┌──

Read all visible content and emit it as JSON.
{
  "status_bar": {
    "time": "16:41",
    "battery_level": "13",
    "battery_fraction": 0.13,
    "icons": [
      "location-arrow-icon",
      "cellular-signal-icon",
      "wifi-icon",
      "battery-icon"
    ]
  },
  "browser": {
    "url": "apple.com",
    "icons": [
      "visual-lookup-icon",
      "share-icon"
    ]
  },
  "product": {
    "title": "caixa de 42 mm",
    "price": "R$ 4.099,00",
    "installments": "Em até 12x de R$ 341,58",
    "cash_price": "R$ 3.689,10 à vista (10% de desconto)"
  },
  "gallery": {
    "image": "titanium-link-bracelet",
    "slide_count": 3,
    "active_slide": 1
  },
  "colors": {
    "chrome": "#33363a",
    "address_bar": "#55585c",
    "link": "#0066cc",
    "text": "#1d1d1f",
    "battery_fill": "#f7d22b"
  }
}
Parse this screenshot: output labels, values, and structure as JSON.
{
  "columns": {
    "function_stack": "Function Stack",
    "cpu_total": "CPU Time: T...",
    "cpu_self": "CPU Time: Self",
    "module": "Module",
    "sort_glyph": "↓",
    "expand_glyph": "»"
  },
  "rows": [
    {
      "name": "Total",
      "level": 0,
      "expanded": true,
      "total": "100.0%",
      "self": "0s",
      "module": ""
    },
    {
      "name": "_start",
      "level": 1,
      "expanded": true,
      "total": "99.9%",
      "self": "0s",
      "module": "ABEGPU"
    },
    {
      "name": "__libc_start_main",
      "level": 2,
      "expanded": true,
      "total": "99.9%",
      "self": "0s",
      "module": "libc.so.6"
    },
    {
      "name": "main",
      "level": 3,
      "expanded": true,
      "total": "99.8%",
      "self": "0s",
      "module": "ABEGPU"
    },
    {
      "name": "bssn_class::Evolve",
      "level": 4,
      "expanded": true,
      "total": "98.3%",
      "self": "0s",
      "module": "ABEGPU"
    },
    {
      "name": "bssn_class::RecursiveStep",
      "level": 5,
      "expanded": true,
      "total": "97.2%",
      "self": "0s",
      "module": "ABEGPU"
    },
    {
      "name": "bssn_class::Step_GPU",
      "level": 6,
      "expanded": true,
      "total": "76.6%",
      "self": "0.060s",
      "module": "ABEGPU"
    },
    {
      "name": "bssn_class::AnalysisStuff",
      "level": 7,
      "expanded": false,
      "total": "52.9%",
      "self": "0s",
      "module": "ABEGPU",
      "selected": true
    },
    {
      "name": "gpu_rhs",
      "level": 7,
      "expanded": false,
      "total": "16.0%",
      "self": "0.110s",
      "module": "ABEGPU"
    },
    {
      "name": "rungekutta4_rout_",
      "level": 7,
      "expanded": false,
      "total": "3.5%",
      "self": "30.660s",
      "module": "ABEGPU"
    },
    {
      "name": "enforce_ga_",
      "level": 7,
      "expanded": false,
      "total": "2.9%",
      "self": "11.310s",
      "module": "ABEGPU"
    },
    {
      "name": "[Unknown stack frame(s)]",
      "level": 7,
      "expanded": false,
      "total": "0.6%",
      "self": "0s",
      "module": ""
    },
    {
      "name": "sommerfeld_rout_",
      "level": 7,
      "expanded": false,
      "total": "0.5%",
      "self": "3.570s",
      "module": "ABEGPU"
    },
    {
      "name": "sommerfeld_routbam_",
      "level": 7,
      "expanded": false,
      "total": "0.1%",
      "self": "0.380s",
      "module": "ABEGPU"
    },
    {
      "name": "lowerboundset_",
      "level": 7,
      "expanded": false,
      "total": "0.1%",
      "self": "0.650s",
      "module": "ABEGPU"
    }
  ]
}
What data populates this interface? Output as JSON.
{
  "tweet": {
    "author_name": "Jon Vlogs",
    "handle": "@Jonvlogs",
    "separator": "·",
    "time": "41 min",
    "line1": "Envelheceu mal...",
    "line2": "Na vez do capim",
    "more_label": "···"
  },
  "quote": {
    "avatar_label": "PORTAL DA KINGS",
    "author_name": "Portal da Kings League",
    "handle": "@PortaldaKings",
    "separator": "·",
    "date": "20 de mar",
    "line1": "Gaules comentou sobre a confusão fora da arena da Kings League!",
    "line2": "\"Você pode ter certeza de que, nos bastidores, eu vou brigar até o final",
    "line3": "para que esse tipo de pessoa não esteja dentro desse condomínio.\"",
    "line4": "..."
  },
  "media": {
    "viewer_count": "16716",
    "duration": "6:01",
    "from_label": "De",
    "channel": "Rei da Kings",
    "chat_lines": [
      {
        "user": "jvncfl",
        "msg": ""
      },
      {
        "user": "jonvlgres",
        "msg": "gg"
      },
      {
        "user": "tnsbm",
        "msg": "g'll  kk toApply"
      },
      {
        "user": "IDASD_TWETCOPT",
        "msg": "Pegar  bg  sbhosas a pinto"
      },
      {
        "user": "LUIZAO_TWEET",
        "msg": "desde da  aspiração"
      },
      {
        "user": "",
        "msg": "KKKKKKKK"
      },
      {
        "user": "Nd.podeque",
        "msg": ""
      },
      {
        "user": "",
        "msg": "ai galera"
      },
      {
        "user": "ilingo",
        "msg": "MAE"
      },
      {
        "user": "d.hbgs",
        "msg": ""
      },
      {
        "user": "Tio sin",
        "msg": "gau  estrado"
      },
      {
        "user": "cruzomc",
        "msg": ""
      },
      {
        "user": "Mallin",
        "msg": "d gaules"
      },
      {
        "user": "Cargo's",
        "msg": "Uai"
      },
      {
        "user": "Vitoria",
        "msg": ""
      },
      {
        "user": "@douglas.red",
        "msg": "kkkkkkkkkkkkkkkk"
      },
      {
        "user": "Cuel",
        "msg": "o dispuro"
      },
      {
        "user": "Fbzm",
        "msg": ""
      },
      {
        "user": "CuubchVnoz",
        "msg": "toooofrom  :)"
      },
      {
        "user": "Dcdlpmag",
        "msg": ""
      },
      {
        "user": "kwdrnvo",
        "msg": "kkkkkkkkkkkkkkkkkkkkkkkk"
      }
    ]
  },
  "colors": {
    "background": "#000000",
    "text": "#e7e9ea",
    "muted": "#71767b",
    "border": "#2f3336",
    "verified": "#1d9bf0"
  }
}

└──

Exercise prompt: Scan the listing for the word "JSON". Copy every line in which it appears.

Solution:
Read all visible content and emit it as JSON.
Parse this screenshot: output labels, values, and structure as JSON.
What data populates this interface? Output as JSON.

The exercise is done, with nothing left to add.